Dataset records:
----------------------------------------
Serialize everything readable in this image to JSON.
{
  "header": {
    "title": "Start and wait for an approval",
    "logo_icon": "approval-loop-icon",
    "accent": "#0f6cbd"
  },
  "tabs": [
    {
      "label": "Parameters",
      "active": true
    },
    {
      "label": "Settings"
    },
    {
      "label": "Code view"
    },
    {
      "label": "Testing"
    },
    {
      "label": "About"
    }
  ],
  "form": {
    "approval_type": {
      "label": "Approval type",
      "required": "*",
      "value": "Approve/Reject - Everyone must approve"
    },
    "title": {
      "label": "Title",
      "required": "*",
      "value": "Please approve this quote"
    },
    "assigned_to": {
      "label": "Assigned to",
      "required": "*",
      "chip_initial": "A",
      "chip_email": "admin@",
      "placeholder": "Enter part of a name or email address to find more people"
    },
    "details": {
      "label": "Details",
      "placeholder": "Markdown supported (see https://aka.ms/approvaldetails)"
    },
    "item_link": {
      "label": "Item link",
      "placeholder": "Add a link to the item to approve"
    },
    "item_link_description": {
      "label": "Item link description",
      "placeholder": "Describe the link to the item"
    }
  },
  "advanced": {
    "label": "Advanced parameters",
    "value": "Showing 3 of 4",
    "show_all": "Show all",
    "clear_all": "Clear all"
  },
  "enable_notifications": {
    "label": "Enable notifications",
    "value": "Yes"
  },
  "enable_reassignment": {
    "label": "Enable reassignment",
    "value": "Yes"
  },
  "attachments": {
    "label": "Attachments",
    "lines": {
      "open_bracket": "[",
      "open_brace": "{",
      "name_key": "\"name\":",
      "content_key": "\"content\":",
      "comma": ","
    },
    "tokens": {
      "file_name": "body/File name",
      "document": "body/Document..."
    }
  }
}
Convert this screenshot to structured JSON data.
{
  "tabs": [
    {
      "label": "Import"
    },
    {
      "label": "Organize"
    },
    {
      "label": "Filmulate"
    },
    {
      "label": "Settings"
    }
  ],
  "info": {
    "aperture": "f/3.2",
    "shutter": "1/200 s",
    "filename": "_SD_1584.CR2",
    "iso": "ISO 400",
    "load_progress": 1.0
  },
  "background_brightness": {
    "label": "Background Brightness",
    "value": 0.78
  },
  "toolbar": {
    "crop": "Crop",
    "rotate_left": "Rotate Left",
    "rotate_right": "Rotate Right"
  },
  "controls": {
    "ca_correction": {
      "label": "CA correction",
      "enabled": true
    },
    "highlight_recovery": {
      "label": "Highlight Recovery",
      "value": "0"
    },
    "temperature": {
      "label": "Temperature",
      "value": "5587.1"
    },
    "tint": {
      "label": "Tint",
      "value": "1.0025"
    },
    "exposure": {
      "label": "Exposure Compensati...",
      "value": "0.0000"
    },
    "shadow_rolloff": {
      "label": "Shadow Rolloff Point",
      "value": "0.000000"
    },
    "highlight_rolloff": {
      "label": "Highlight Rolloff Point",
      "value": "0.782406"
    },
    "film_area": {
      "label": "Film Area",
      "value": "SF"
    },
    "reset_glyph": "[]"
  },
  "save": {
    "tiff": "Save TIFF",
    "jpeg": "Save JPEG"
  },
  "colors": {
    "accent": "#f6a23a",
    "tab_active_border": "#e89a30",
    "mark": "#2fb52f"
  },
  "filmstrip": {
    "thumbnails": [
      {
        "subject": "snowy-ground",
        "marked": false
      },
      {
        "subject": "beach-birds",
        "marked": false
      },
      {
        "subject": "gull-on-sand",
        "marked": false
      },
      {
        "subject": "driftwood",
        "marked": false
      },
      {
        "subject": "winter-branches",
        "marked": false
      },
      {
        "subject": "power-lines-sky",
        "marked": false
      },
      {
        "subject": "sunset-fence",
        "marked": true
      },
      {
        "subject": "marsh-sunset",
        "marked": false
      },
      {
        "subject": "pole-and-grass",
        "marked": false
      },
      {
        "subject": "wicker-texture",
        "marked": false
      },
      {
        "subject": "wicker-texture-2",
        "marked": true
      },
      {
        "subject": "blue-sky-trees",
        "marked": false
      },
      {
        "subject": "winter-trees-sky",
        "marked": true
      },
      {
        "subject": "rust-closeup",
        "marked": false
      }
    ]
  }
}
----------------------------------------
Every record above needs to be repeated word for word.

◆ **EXERCISE RESULT**
Serialize everything readable in this image to JSON.
{
  "header": {
    "title": "Start and wait for an approval",
    "logo_icon": "approval-loop-icon",
    "accent": "#0f6cbd"
  },
  "tabs": [
    {
      "label": "Parameters",
      "active": true
    },
    {
      "label": "Settings"
    },
    {
      "label": "Code view"
    },
    {
      "label": "Testing"
    },
    {
      "label": "About"
    }
  ],
  "form": {
    "approval_type": {
      "label": "Approval type",
      "required": "*",
      "value": "Approve/Reject - Everyone must approve"
    },
    "title": {
      "label": "Title",
      "required": "*",
      "value": "Please approve this quote"
    },
    "assigned_to": {
      "label": "Assigned to",
      "required": "*",
      "chip_initial": "A",
      "chip_email": "admin@",
      "placeholder": "Enter part of a name or email address to find more people"
    },
    "details": {
      "label": "Details",
      "placeholder": "Markdown supported (see https://aka.ms/approvaldetails)"
    },
    "item_link": {
      "label": "Item link",
      "placeholder": "Add a link to the item to approve"
    },
    "item_link_description": {
      "label": "Item link description",
      "placeholder": "Describe the link to the item"
    }
  },
  "advanced": {
    "label": "Advanced parameters",
    "value": "Showing 3 of 4",
    "show_all": "Show all",
    "clear_all": "Clear all"
  },
  "enable_notifications": {
    "label": "Enable notifications",
    "value": "Yes"
  },
  "enable_reassignment": {
    "label": "Enable reassignment",
    "value": "Yes"
  },
  "attachments": {
    "label": "Attachments",
    "lines": {
      "open_bracket": "[",
      "open_brace": "{",
      "name_key": "\"name\":",
      "content_key": "\"content\":",
      "comma": ","
    },
    "tokens": {
      "file_name": "body/File name",
      "document": "body/Document..."
    }
  }
}
Convert this screenshot to structured JSON data.
{
  "tabs": [
    {
      "label": "Import"
    },
    {
      "label": "Organize"
    },
    {
      "label": "Filmulate"
    },
    {
      "label": "Settings"
    }
  ],
  "info": {
    "aperture": "f/3.2",
    "shutter": "1/200 s",
    "filename": "_SD_1584.CR2",
    "iso": "ISO 400",
    "load_progress": 1.0
  },
  "background_brightness": {
    "label": "Background Brightness",
    "value": 0.78
  },
  "toolbar": {
    "crop": "Crop",
    "rotate_left": "Rotate Left",
    "rotate_right": "Rotate Right"
  },
  "controls": {
    "ca_correction": {
      "label": "CA correction",
      "enabled": true
    },
    "highlight_recovery": {
      "label": "Highlight Recovery",
      "value": "0"
    },
    "temperature": {
      "label": "Temperature",
      "value": "5587.1"
    },
    "tint": {
      "label": "Tint",
      "value": "1.0025"
    },
    "exposure": {
      "label": "Exposure Compensati...",
      "value": "0.0000"
    },
    "shadow_rolloff": {
      "label": "Shadow Rolloff Point",
      "value": "0.000000"
    },
    "highlight_rolloff": {
      "label": "Highlight Rolloff Point",
      "value": "0.782406"
    },
    "film_area": {
      "label": "Film Area",
      "value": "SF"
    },
    "reset_glyph": "[]"
  },
  "save": {
    "tiff": "Save TIFF",
    "jpeg": "Save JPEG"
  },
  "colors": {
    "accent": "#f6a23a",
    "tab_active_border": "#e89a30",
    "mark": "#2fb52f"
  },
  "filmstrip": {
    "thumbnails": [
      {
        "subject": "snowy-ground",
        "marked": false
      },
      {
        "subject": "beach-birds",
        "marked": false
      },
      {
        "subject": "gull-on-sand",
        "marked": false
      },
      {
        "subject": "driftwood",
        "marked": false
      },
      {
        "subject": "winter-branches",
        "marked": false
      },
      {
        "subject": "power-lines-sky",
        "marked": false
      },
      {
        "subject": "sunset-fence",
        "marked": true
      },
      {
        "subject": "marsh-sunset",
        "marked": false
      },
      {
        "subject": "pole-and-grass",
        "marked": false
      },
      {
        "subject": "wicker-texture",
        "marked": false
      },
      {
        "subject": "wicker-texture-2",
        "marked": true
      },
      {
        "subject": "blue-sky-trees",
        "marked": false
      },
      {
        "subject": "winter-trees-sky",
        "marked": true
      },
      {
        "subject": "rust-closeup",
        "marked": false
      }
    ]
  }
}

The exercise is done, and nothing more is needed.